Keep hydrated

If you’re running for 45 minutes or less, drinking water alone is fine. But if you’re going for longer, and especially for marathon distances, you should ideally consume around 235ml of sports drink every 20 minutes to help maintain electrolyte levels and refuel your muscles (if you don’t want to spend all that money on sports drinks, 1 litre of ribena with 1.5grams of salt is a lot cheaper). Even if you don’t feel thirsty, drink at least 225ml of fluid each hour. You should be hydrated ahead of your run too – drinking 450ml of water two hours before you start will ensure you’re well set. Work out the easiest way for you to carry bottles while you’re out and about, whether that be in a bag, a holster, or simply in your hand. Different people prefer different methods but there is always a way. Avoid drinks with caffeine and alcohol before runs as they increase urine output which can make you even more dehydrated.

Start slowly and know when to stop

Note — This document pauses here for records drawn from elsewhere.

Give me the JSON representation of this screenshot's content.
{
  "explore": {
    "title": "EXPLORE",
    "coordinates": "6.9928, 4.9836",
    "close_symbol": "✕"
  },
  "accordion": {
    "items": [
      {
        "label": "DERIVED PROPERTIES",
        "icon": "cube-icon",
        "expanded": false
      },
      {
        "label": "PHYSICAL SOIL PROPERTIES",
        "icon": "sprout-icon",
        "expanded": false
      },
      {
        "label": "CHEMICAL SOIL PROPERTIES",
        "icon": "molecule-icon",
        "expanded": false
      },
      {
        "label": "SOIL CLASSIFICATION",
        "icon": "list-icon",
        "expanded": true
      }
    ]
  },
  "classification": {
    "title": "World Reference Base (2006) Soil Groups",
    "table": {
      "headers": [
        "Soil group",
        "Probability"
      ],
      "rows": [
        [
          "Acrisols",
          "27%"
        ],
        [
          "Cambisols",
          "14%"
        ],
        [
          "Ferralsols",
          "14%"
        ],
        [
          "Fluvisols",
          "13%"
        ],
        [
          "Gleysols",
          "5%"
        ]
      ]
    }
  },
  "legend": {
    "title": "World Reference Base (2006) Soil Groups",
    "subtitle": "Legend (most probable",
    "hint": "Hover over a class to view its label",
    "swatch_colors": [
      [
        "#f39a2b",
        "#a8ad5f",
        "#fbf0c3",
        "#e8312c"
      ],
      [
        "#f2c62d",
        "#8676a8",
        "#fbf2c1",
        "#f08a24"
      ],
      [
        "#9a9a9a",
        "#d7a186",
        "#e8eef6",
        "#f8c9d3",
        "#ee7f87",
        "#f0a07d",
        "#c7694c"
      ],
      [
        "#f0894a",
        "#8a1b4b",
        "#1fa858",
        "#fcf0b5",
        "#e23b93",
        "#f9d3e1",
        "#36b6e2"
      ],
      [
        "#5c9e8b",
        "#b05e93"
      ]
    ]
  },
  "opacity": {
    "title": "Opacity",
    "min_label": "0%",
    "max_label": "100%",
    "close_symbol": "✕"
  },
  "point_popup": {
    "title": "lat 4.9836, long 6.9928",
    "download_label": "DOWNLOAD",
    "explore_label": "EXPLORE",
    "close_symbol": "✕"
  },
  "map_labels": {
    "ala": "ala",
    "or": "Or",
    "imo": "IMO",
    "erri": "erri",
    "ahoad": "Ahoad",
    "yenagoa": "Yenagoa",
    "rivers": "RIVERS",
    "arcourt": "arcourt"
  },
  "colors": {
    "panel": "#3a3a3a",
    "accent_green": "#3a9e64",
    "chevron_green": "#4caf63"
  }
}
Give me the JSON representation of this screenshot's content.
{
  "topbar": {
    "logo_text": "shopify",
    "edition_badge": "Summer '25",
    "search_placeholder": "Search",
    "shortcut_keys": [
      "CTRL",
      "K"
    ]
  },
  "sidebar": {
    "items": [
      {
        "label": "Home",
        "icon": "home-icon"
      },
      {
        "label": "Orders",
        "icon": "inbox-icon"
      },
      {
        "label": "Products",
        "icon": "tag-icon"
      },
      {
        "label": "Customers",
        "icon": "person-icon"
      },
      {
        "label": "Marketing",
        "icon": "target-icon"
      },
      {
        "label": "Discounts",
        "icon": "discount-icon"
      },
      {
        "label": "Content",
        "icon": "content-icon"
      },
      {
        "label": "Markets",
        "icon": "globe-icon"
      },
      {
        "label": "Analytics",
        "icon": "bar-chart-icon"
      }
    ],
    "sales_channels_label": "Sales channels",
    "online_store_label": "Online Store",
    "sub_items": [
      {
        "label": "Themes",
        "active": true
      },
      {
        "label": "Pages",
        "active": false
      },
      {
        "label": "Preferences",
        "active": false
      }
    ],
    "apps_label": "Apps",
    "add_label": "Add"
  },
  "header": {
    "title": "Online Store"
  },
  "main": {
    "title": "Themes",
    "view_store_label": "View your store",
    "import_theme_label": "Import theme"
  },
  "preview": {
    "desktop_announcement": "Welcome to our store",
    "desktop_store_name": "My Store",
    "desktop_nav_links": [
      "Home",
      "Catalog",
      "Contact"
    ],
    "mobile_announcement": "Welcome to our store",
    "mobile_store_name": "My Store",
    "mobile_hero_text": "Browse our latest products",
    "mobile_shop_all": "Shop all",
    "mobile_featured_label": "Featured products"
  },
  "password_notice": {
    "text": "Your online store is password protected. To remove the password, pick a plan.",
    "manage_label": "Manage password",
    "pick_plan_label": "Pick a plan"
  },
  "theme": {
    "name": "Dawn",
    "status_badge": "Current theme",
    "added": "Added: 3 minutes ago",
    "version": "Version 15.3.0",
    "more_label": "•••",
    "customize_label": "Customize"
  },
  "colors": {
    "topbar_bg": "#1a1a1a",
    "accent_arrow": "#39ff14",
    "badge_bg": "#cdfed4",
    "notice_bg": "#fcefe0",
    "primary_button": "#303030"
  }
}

When the sun is beating down, it’s particularly beneficial to start your run a bit slower than usual. If you normally run at eight-minute mile pace, try to run 10-minute miles – it will take you longer to overheat. If you feel you’re becoming too hot, know when to stop as heat-induced illness can be serious. Headaches, confusion, loss of muscular control, hot and cold flushes, over-sweating, clammy skin and an upset stomach are all signs of impending heat illness. If you feel any of these, seek shade, drink and try and get yourself a ride home.

Make use of water

Obviously, if you’re heading overseas to run a marathon, you’ll have to stick to the course planned by the organisers, but if you’re training in the heat, try to choose a route that passes near water. It is usually cooler and breezier near water so running alongside it can help keep your core temperature down. Whether you run next to a river, stream, lake or even the sea, the lower temperature should make you feel a lot less tired. Marathon organisers in hot countries know this – the likes of the Rio de Janeiro and Dubai Marathons both take place next to the sea. Finishing your run with a brief swim can also be a good way to cool down quickly on a hot day.

Keep safe,

Caroline